Natives of Paraguay have used the Stevia plant as a sweetener and natural medicine for generations, but researcher is just beginning when it comes to exploring the plant’s health benefits. While there is some proof that the Stevia plant is beneficial beyond sweetening food, there has been some controversy regarding safety.

One of the first studies completed did determine that Stevia could cause cancer in humans, and that led the FDA to ban its use in foods sold within the United States. Many supporters came to the sweetener’s defense, citing later studies that found no connection between Stevia and cancer. The FDA designated the sweetener as “generally recognized as safe” in 2008. This designation is shared by many artificial sweeteners today, but Stevia is more popular because it is a more natural alternative.

With the concern over cancer put to rest, researchers have now turned to researching various species of the Stevia plant to determine other health benefits. There is some initial evidence that it may help lower blood pressure and could potentially combat diabetes, but further research is needed before the plant is cleared for medicinal use.

Seasonality of Stevia/Where to Buy Stevia

Stevia naturally grows in the tropical climates of Paraguay and Brazil, but commercial growers in China and many other countries are now producing various species of the plant successfully. You can even purchase Stevia seeds or cuttings to grow your own plants at home. Homegrown plants are utilized in raw or dried form, so you can grow your plants during the warmest months for your climate and dry the leaves out for use during the colder months.
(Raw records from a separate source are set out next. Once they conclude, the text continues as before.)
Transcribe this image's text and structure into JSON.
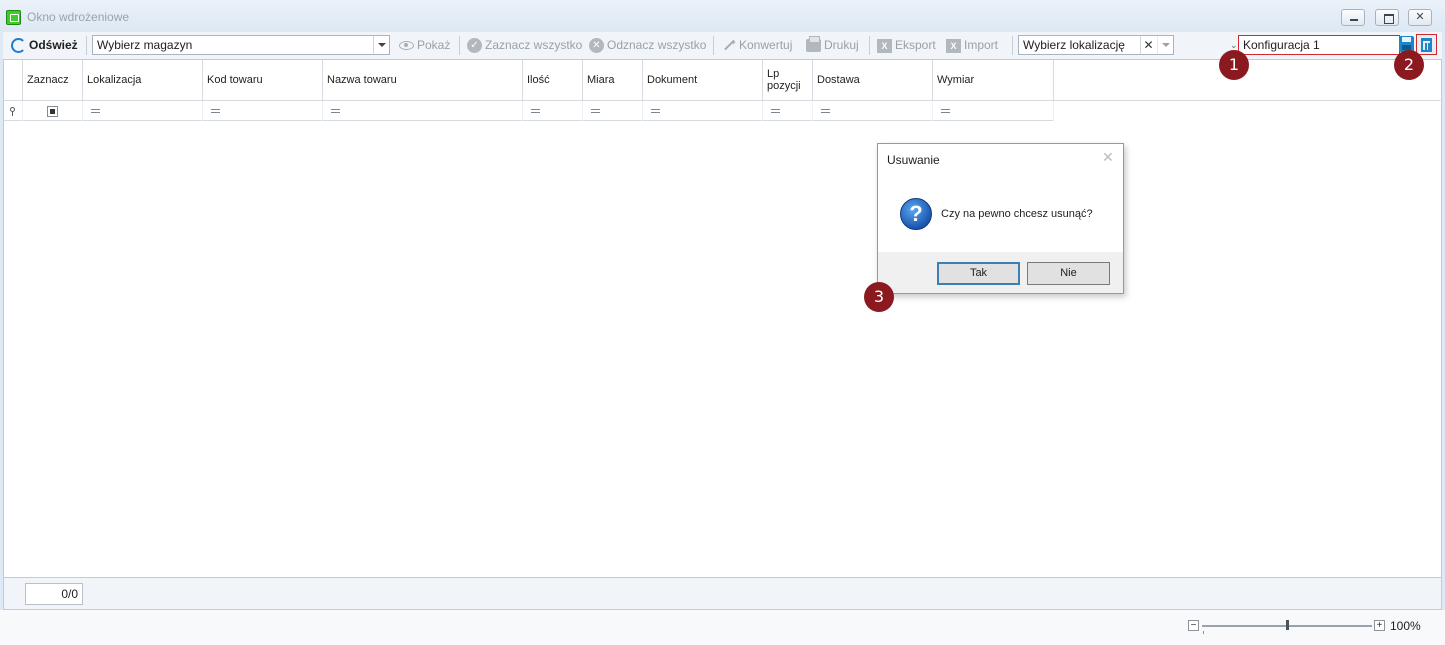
{
  "window": {
    "title": "Okno wdrożeniowe"
  },
  "toolbar": {
    "refresh_label": "Odśwież",
    "warehouse_placeholder": "Wybierz magazyn",
    "show_label": "Pokaż",
    "select_all_label": "Zaznacz wszystko",
    "deselect_all_label": "Odznacz wszystko",
    "convert_label": "Konwertuj",
    "print_label": "Drukuj",
    "export_label": "Eksport",
    "import_label": "Import",
    "location_placeholder": "Wybierz lokalizację",
    "location_clear": "✕",
    "configuration_value": "Konfiguracja 1"
  },
  "grid": {
    "columns": [
      "Zaznacz",
      "Lokalizacja",
      "Kod towaru",
      "Nazwa towaru",
      "Ilość",
      "Miara",
      "Dokument",
      "Lp pozycji",
      "Dostawa",
      "Wymiar"
    ],
    "lp_line1": "Lp",
    "lp_line2": "pozycji"
  },
  "footer": {
    "record_counter": "0/0"
  },
  "status": {
    "zoom_minus": "−",
    "zoom_plus": "+",
    "zoom_percent": "100%",
    "zoom_level": 0.5
  },
  "dialog": {
    "title": "Usuwanie",
    "close_glyph": "✕",
    "icon": "?",
    "message": "Czy na pewno chcesz usunąć?",
    "yes_label": "Tak",
    "no_label": "Nie"
  },
  "markers": {
    "m1": "1",
    "m2": "2",
    "m3": "3"
  },
  "colors": {
    "highlight_border": "#d3282e",
    "marker_bg": "#8b1a20",
    "accent_blue": "#1a7ed6"
  }
}
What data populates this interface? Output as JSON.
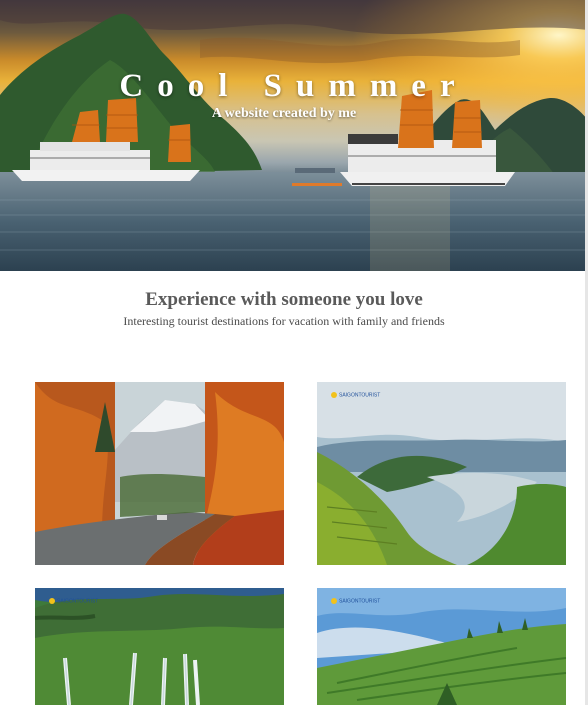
{
  "hero": {
    "title": "Cool Summer",
    "subtitle": "A website created by me"
  },
  "intro": {
    "heading": "Experience with someone you love",
    "subheading": "Interesting tourist destinations for vacation with family and friends"
  },
  "gallery": {
    "items": [
      {
        "scene": "autumn-mountain-road"
      },
      {
        "scene": "river-valley-hills",
        "watermark": "SAIGONTOURIST"
      },
      {
        "scene": "waterfall-forest",
        "watermark": "SAIGONTOURIST"
      },
      {
        "scene": "tea-plantation",
        "watermark": "SAIGONTOURIST"
      }
    ]
  },
  "colors": {
    "heading": "#5a5a5a",
    "text": "#4b4b4b",
    "sail": "#d9731b"
  }
}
You can also purchase pure Stevia powder online. While natural or health food stores may carry the pure powder, most of the products found in your typical supermarket don’t meet quality standards due to added ingredients. It’s important to read labels to ensure that what you purchase is a pure powder derived from authentic Stevia plants. Online retailers sell the powder in small bags as well as in bulk.

How to Make Stevia

You have several options if you want to grow and harvest your own Stevia plants:

  • Purchase Stevia seeds and start them indoors with a grow light or in a greenhouse.
  • Purchase a cutting from a mature Stevia plant.
  • Find ready-for-the-garden Stevia plants at your local garden center or online.

Purchasing plants that are already started and ready to plant is the easiest route, and the most difficult option is growing the plant from seed. You should plant your Stevia in a sunny location, but you may want to provide some afternoon shade if your climate offers intense summer heat. You can find detailed information on how to grow this plant successfully through Mother Earth News.